Output exactly the lines between the one holding "Output a JSON" and the last line of the data below, both of those lines included.

Collection entries:
-- -- --

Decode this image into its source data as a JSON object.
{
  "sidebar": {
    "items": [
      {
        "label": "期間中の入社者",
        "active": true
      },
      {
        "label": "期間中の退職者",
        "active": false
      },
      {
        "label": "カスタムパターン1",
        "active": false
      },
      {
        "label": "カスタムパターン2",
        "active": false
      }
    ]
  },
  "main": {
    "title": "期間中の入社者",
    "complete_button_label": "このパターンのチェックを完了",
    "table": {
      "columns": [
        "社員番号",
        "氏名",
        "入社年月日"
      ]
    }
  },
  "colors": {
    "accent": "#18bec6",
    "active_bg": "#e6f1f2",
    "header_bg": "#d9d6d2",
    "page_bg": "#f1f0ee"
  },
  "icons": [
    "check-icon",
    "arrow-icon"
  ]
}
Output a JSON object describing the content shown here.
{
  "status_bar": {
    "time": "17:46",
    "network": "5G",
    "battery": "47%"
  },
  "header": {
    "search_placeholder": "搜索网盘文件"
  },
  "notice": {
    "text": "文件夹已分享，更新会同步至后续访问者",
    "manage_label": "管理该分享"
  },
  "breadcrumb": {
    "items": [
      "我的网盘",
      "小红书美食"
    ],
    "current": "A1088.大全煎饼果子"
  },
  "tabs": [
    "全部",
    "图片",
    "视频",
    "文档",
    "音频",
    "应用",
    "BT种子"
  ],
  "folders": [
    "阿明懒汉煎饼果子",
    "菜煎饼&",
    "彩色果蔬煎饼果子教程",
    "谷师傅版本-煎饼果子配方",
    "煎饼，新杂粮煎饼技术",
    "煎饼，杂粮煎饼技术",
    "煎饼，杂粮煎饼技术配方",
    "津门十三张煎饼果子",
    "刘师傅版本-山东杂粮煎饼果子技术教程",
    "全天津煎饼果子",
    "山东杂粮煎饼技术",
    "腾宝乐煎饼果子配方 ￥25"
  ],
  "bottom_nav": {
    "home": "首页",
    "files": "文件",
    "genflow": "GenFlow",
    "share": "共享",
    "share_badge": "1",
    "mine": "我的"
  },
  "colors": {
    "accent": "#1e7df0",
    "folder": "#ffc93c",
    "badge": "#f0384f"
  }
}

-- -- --

Solution below:
Output a JSON object describing the content shown here.
{
  "status_bar": {
    "time": "17:46",
    "network": "5G",
    "battery": "47%"
  },
  "header": {
    "search_placeholder": "搜索网盘文件"
  },
  "notice": {
    "text": "文件夹已分享，更新会同步至后续访问者",
    "manage_label": "管理该分享"
  },
  "breadcrumb": {
    "items": [
      "我的网盘",
      "小红书美食"
    ],
    "current": "A1088.大全煎饼果子"
  },
  "tabs": [
    "全部",
    "图片",
    "视频",
    "文档",
    "音频",
    "应用",
    "BT种子"
  ],
  "folders": [
    "阿明懒汉煎饼果子",
    "菜煎饼&",
    "彩色果蔬煎饼果子教程",
    "谷师傅版本-煎饼果子配方",
    "煎饼，新杂粮煎饼技术",
    "煎饼，杂粮煎饼技术",
    "煎饼，杂粮煎饼技术配方",
    "津门十三张煎饼果子",
    "刘师傅版本-山东杂粮煎饼果子技术教程",
    "全天津煎饼果子",
    "山东杂粮煎饼技术",
    "腾宝乐煎饼果子配方 ￥25"
  ],
  "bottom_nav": {
    "home": "首页",
    "files": "文件",
    "genflow": "GenFlow",
    "share": "共享",
    "share_badge": "1",
    "mine": "我的"
  },
  "colors": {
    "accent": "#1e7df0",
    "folder": "#ffc93c",
    "badge": "#f0384f"
  }
}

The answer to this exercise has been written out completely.